SOURCE DATA.
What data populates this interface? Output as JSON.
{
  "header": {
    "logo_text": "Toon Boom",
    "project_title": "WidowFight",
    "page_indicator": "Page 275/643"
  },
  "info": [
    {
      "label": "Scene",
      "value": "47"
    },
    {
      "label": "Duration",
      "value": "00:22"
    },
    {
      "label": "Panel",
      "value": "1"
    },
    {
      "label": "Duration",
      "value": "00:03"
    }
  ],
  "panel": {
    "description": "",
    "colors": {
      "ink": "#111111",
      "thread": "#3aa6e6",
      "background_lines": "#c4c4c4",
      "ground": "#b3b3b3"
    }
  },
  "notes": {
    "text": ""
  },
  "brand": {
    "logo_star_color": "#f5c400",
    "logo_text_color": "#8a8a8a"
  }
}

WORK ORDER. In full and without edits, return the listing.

RESPONSE.
What data populates this interface? Output as JSON.
{
  "header": {
    "logo_text": "Toon Boom",
    "project_title": "WidowFight",
    "page_indicator": "Page 275/643"
  },
  "info": [
    {
      "label": "Scene",
      "value": "47"
    },
    {
      "label": "Duration",
      "value": "00:22"
    },
    {
      "label": "Panel",
      "value": "1"
    },
    {
      "label": "Duration",
      "value": "00:03"
    }
  ],
  "panel": {
    "description": "",
    "colors": {
      "ink": "#111111",
      "thread": "#3aa6e6",
      "background_lines": "#c4c4c4",
      "ground": "#b3b3b3"
    }
  },
  "notes": {
    "text": ""
  },
  "brand": {
    "logo_star_color": "#f5c400",
    "logo_text_color": "#8a8a8a"
  }
}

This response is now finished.